Investment in Education: Seeing Stipends as Educational Investments Thinking of Ph.D. stipends as investments in education is a shift in perspective. Even with lower immediate pay, Ph.D. students get a “free” education, gain useful skills, and tackle tough problems. This investment helps them in their careers, making the journey as important as the destination. A study in the Journal of Higher Education found that Ph.D. graduates are happy with their educational experiences, with 85% saying they’d pick the same path again. Accepting this view, universities can show the non-money benefits of getting a Ph.D., highlighting the complete value of the Ph.D. journey.

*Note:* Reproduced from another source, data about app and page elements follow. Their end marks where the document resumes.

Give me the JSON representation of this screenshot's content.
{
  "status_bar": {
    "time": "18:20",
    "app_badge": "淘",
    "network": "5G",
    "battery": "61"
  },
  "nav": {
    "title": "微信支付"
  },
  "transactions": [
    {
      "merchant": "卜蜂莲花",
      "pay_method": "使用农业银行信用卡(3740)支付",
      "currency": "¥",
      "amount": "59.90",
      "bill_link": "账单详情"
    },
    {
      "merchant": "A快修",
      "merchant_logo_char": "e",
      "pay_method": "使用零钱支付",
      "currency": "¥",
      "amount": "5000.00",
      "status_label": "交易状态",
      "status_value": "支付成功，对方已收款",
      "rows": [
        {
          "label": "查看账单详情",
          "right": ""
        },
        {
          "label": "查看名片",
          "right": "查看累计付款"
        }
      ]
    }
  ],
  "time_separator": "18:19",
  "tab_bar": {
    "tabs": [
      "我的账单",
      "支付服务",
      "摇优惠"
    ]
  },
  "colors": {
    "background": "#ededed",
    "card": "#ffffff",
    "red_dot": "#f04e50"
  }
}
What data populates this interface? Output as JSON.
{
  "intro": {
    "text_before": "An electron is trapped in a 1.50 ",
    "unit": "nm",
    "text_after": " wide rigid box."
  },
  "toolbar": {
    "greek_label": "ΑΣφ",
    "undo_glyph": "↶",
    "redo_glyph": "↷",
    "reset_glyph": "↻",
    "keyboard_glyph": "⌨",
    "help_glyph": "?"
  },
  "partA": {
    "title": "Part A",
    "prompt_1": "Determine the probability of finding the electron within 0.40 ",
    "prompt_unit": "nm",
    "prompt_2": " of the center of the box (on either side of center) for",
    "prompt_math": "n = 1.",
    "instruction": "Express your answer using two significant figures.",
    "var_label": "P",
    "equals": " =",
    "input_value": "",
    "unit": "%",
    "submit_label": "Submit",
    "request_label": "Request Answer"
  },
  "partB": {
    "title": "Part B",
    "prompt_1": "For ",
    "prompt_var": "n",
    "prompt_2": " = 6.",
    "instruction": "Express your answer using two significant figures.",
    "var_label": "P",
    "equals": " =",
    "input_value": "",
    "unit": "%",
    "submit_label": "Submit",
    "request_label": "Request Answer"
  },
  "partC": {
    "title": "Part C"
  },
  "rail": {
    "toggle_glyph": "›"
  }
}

In conclusion, the reasons for Ph.D. students getting small stipends are complicated, involving too many students, focusing on education, global differences, and tight budgets. While the debate continues, the importance of a Ph.D. education, in the short and long term, stays clear. Smart solutions, supported by research and data, can create a better and fairer environment for Ph.D. students everywhere. While challenges remain, there’s hope. By understanding the many factors at play, from global differences to not valuing research enough, we can make positive changes. Universities can rethink where they put their money, creating a place where Ph.D. candidates get the recognition they deserve. Supporting unionization empowers students to show their true worth. Through these efforts, we look forward to a future where Ph.D. students don’t just get paid but also get the acknowledgment they’ve earned, building a strong academic world for everyone.